Try it: Read through the entries below and return each line with the word "data".

Study material:
◆ ◆ ◆
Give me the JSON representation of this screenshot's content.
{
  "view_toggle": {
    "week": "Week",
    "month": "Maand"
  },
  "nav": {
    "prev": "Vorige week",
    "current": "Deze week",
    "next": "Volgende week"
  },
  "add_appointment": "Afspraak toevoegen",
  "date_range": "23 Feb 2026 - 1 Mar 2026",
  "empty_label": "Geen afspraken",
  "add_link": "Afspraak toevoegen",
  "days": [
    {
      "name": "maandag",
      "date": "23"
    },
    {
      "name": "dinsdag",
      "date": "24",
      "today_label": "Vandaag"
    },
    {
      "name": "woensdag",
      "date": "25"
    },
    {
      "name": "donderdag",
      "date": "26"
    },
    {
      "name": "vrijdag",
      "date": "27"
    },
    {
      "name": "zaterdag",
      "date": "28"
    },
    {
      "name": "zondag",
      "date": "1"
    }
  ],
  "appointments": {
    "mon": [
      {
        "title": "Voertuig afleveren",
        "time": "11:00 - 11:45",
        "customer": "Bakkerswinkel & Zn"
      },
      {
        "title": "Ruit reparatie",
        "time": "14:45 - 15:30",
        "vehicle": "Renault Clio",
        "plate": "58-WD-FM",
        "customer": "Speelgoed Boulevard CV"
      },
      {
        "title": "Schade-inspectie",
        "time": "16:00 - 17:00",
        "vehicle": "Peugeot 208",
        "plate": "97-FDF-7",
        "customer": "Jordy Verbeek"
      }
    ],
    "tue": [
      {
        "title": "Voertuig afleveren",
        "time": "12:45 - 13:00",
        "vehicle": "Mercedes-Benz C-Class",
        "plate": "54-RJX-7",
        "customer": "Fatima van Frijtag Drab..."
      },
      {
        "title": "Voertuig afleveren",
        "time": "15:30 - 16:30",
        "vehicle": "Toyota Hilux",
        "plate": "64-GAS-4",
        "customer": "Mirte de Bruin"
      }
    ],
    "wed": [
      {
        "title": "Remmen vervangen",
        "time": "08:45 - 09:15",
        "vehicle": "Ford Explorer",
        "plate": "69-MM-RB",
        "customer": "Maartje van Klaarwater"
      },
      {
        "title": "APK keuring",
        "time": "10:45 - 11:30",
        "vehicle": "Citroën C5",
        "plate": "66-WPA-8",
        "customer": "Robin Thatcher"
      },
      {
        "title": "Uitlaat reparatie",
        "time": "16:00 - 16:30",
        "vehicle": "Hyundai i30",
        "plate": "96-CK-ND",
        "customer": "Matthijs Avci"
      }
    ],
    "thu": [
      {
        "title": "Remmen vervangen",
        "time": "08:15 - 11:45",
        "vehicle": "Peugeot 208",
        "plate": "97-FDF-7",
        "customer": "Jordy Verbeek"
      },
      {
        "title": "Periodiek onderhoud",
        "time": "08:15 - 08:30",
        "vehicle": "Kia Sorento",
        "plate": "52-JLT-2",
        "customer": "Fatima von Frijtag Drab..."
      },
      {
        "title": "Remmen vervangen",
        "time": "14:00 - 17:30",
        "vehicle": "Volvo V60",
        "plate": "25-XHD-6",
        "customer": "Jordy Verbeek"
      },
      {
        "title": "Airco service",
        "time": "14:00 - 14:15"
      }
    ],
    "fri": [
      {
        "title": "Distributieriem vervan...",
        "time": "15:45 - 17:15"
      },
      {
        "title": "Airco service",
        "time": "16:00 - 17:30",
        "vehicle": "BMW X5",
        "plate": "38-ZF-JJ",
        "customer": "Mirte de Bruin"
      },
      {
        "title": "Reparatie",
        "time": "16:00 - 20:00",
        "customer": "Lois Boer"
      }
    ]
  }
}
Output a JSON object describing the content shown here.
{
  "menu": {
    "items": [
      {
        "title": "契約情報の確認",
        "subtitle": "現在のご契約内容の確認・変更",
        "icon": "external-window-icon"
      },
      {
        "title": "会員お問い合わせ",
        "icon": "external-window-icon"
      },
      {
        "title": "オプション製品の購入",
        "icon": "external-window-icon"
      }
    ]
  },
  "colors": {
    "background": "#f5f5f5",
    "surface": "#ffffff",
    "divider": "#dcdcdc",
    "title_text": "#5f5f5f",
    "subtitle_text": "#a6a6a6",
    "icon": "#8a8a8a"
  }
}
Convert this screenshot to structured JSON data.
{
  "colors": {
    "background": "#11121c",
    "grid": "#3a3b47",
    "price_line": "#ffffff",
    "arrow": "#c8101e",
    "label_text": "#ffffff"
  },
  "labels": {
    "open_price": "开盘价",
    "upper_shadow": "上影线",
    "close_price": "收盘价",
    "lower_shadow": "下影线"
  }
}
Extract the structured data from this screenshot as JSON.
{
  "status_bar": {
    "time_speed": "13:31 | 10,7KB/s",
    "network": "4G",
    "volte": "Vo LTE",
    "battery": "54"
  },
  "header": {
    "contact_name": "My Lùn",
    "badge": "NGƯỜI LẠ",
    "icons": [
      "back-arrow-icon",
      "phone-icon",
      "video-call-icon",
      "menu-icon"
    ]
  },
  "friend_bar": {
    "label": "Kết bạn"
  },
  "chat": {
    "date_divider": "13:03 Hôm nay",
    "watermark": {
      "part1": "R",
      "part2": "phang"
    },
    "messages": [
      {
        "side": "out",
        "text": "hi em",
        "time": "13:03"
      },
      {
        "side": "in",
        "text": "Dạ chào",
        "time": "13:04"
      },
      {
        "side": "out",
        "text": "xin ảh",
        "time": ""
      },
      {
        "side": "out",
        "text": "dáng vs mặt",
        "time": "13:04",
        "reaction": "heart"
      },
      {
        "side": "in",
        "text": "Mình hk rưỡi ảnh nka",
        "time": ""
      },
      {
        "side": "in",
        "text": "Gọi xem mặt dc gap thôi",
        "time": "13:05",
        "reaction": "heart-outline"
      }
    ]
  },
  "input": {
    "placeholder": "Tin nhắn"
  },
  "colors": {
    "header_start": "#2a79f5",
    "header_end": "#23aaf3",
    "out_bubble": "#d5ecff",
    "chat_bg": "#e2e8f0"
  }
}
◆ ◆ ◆
Written answer:
Convert this screenshot to structured JSON data.
Extract the structured data from this screenshot as JSON.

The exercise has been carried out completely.